━━━━━ MATERIAL PROVIDED ━━━━━
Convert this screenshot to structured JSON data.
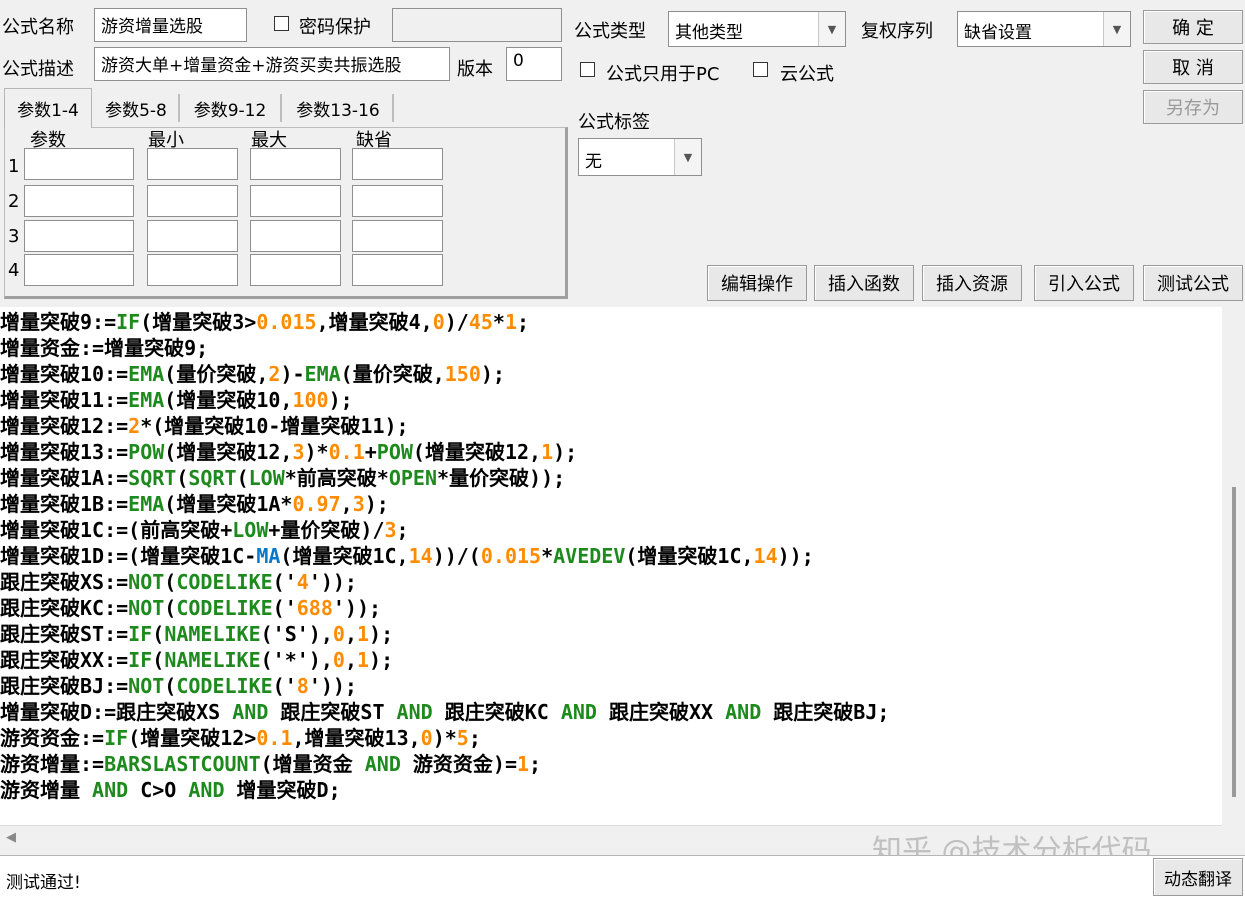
{
  "top": {
    "name_label": "公式名称",
    "name_value": "游资增量选股",
    "password_label": "密码保护",
    "password_value": "",
    "desc_label": "公式描述",
    "desc_value": "游资大单+增量资金+游资买卖共振选股",
    "version_label": "版本",
    "version_value": "0",
    "type_label": "公式类型",
    "type_value": "其他类型",
    "rights_label": "复权序列",
    "rights_value": "缺省设置",
    "pc_only_label": "公式只用于PC",
    "cloud_label": "云公式",
    "tag_label": "公式标签",
    "tag_value": "无"
  },
  "buttons": {
    "ok": "确  定",
    "cancel": "取  消",
    "save_as": "另存为",
    "edit_ops": "编辑操作",
    "insert_func": "插入函数",
    "insert_res": "插入资源",
    "import_formula": "引入公式",
    "test_formula": "测试公式",
    "dynamic_translate": "动态翻译"
  },
  "tabs": [
    "参数1-4",
    "参数5-8",
    "参数9-12",
    "参数13-16"
  ],
  "params": {
    "headers": [
      "参数",
      "最小",
      "最大",
      "缺省"
    ],
    "rows": [
      "1",
      "2",
      "3",
      "4"
    ]
  },
  "code_lines": [
    [
      [
        "t",
        "增量突破9:="
      ],
      [
        "f",
        "IF"
      ],
      [
        "t",
        "(增量突破3>"
      ],
      [
        "n",
        "0.015"
      ],
      [
        "t",
        ",增量突破4,"
      ],
      [
        "n",
        "0"
      ],
      [
        "t",
        ")/"
      ],
      [
        "n",
        "45"
      ],
      [
        "t",
        "*"
      ],
      [
        "n",
        "1"
      ],
      [
        "t",
        ";"
      ]
    ],
    [
      [
        "t",
        "增量资金:=增量突破9;"
      ]
    ],
    [
      [
        "t",
        "增量突破10:="
      ],
      [
        "f",
        "EMA"
      ],
      [
        "t",
        "(量价突破,"
      ],
      [
        "n",
        "2"
      ],
      [
        "t",
        ")-"
      ],
      [
        "f",
        "EMA"
      ],
      [
        "t",
        "(量价突破,"
      ],
      [
        "n",
        "150"
      ],
      [
        "t",
        ");"
      ]
    ],
    [
      [
        "t",
        "增量突破11:="
      ],
      [
        "f",
        "EMA"
      ],
      [
        "t",
        "(增量突破10,"
      ],
      [
        "n",
        "100"
      ],
      [
        "t",
        ");"
      ]
    ],
    [
      [
        "t",
        "增量突破12:="
      ],
      [
        "n",
        "2"
      ],
      [
        "t",
        "*(增量突破10-增量突破11);"
      ]
    ],
    [
      [
        "t",
        "增量突破13:="
      ],
      [
        "f",
        "POW"
      ],
      [
        "t",
        "(增量突破12,"
      ],
      [
        "n",
        "3"
      ],
      [
        "t",
        ")*"
      ],
      [
        "n",
        "0.1"
      ],
      [
        "t",
        "+"
      ],
      [
        "f",
        "POW"
      ],
      [
        "t",
        "(增量突破12,"
      ],
      [
        "n",
        "1"
      ],
      [
        "t",
        ");"
      ]
    ],
    [
      [
        "t",
        "增量突破1A:="
      ],
      [
        "f",
        "SQRT"
      ],
      [
        "t",
        "("
      ],
      [
        "f",
        "SQRT"
      ],
      [
        "t",
        "("
      ],
      [
        "f",
        "LOW"
      ],
      [
        "t",
        "*前高突破*"
      ],
      [
        "f",
        "OPEN"
      ],
      [
        "t",
        "*量价突破));"
      ]
    ],
    [
      [
        "t",
        "增量突破1B:="
      ],
      [
        "f",
        "EMA"
      ],
      [
        "t",
        "(增量突破1A*"
      ],
      [
        "n",
        "0.97"
      ],
      [
        "t",
        ","
      ],
      [
        "n",
        "3"
      ],
      [
        "t",
        ");"
      ]
    ],
    [
      [
        "t",
        "增量突破1C:=(前高突破+"
      ],
      [
        "f",
        "LOW"
      ],
      [
        "t",
        "+量价突破)/"
      ],
      [
        "n",
        "3"
      ],
      [
        "t",
        ";"
      ]
    ],
    [
      [
        "t",
        "增量突破1D:=(增量突破1C-"
      ],
      [
        "m",
        "MA"
      ],
      [
        "t",
        "(增量突破1C,"
      ],
      [
        "n",
        "14"
      ],
      [
        "t",
        "))/("
      ],
      [
        "n",
        "0.015"
      ],
      [
        "t",
        "*"
      ],
      [
        "f",
        "AVEDEV"
      ],
      [
        "t",
        "(增量突破1C,"
      ],
      [
        "n",
        "14"
      ],
      [
        "t",
        "));"
      ]
    ],
    [
      [
        "t",
        "跟庄突破XS:="
      ],
      [
        "f",
        "NOT"
      ],
      [
        "t",
        "("
      ],
      [
        "f",
        "CODELIKE"
      ],
      [
        "t",
        "('"
      ],
      [
        "n",
        "4"
      ],
      [
        "t",
        "'));"
      ]
    ],
    [
      [
        "t",
        "跟庄突破KC:="
      ],
      [
        "f",
        "NOT"
      ],
      [
        "t",
        "("
      ],
      [
        "f",
        "CODELIKE"
      ],
      [
        "t",
        "('"
      ],
      [
        "n",
        "688"
      ],
      [
        "t",
        "'));"
      ]
    ],
    [
      [
        "t",
        "跟庄突破ST:="
      ],
      [
        "f",
        "IF"
      ],
      [
        "t",
        "("
      ],
      [
        "f",
        "NAMELIKE"
      ],
      [
        "t",
        "('S'),"
      ],
      [
        "n",
        "0"
      ],
      [
        "t",
        ","
      ],
      [
        "n",
        "1"
      ],
      [
        "t",
        ");"
      ]
    ],
    [
      [
        "t",
        "跟庄突破XX:="
      ],
      [
        "f",
        "IF"
      ],
      [
        "t",
        "("
      ],
      [
        "f",
        "NAMELIKE"
      ],
      [
        "t",
        "('*'),"
      ],
      [
        "n",
        "0"
      ],
      [
        "t",
        ","
      ],
      [
        "n",
        "1"
      ],
      [
        "t",
        ");"
      ]
    ],
    [
      [
        "t",
        "跟庄突破BJ:="
      ],
      [
        "f",
        "NOT"
      ],
      [
        "t",
        "("
      ],
      [
        "f",
        "CODELIKE"
      ],
      [
        "t",
        "('"
      ],
      [
        "n",
        "8"
      ],
      [
        "t",
        "'));"
      ]
    ],
    [
      [
        "t",
        "增量突破D:=跟庄突破XS "
      ],
      [
        "f",
        "AND"
      ],
      [
        "t",
        " 跟庄突破ST "
      ],
      [
        "f",
        "AND"
      ],
      [
        "t",
        " 跟庄突破KC "
      ],
      [
        "f",
        "AND"
      ],
      [
        "t",
        " 跟庄突破XX "
      ],
      [
        "f",
        "AND"
      ],
      [
        "t",
        " 跟庄突破BJ;"
      ]
    ],
    [
      [
        "t",
        "游资资金:="
      ],
      [
        "f",
        "IF"
      ],
      [
        "t",
        "(增量突破12>"
      ],
      [
        "n",
        "0.1"
      ],
      [
        "t",
        ",增量突破13,"
      ],
      [
        "n",
        "0"
      ],
      [
        "t",
        ")*"
      ],
      [
        "n",
        "5"
      ],
      [
        "t",
        ";"
      ]
    ],
    [
      [
        "t",
        "游资增量:="
      ],
      [
        "f",
        "BARSLASTCOUNT"
      ],
      [
        "t",
        "(增量资金 "
      ],
      [
        "f",
        "AND"
      ],
      [
        "t",
        " 游资资金)="
      ],
      [
        "n",
        "1"
      ],
      [
        "t",
        ";"
      ]
    ],
    [
      [
        "t",
        "游资增量 "
      ],
      [
        "f",
        "AND"
      ],
      [
        "t",
        " C>O "
      ],
      [
        "f",
        "AND"
      ],
      [
        "t",
        " 增量突破D;"
      ]
    ]
  ],
  "status_text": "测试通过!",
  "watermark": "知乎 @技术分析代码"
}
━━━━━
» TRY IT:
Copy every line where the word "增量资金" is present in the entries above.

» THE ANSWER:
    "desc_value": "游资大单+增量资金+游资买卖共振选股",
        "增量资金:=增量突破9;"
        "(增量资金 "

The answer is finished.